• **What you will do**
Return the entries below in full. Keep every word as it is.

• **Supplied records**
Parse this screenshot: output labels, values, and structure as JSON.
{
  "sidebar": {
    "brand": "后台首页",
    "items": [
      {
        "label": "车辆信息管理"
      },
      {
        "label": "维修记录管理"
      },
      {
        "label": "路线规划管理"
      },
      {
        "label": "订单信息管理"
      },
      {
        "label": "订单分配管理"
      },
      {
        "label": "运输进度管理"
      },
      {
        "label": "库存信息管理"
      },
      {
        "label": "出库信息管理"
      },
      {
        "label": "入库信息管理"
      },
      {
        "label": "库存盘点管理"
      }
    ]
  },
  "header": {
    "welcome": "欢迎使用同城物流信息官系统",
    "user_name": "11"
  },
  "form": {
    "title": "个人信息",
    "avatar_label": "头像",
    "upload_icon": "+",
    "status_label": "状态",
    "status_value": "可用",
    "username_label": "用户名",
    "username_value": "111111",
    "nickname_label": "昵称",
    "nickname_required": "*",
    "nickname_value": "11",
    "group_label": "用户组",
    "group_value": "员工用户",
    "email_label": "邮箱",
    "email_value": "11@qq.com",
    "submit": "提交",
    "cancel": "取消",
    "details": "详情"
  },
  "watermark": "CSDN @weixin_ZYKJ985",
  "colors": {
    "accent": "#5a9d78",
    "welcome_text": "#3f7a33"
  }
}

• **Solution to this exercise**
Parse this screenshot: output labels, values, and structure as JSON.
{
  "sidebar": {
    "brand": "后台首页",
    "items": [
      {
        "label": "车辆信息管理"
      },
      {
        "label": "维修记录管理"
      },
      {
        "label": "路线规划管理"
      },
      {
        "label": "订单信息管理"
      },
      {
        "label": "订单分配管理"
      },
      {
        "label": "运输进度管理"
      },
      {
        "label": "库存信息管理"
      },
      {
        "label": "出库信息管理"
      },
      {
        "label": "入库信息管理"
      },
      {
        "label": "库存盘点管理"
      }
    ]
  },
  "header": {
    "welcome": "欢迎使用同城物流信息官系统",
    "user_name": "11"
  },
  "form": {
    "title": "个人信息",
    "avatar_label": "头像",
    "upload_icon": "+",
    "status_label": "状态",
    "status_value": "可用",
    "username_label": "用户名",
    "username_value": "111111",
    "nickname_label": "昵称",
    "nickname_required": "*",
    "nickname_value": "11",
    "group_label": "用户组",
    "group_value": "员工用户",
    "email_label": "邮箱",
    "email_value": "11@qq.com",
    "submit": "提交",
    "cancel": "取消",
    "details": "详情"
  },
  "watermark": "CSDN @weixin_ZYKJ985",
  "colors": {
    "accent": "#5a9d78",
    "welcome_text": "#3f7a33"
  }
}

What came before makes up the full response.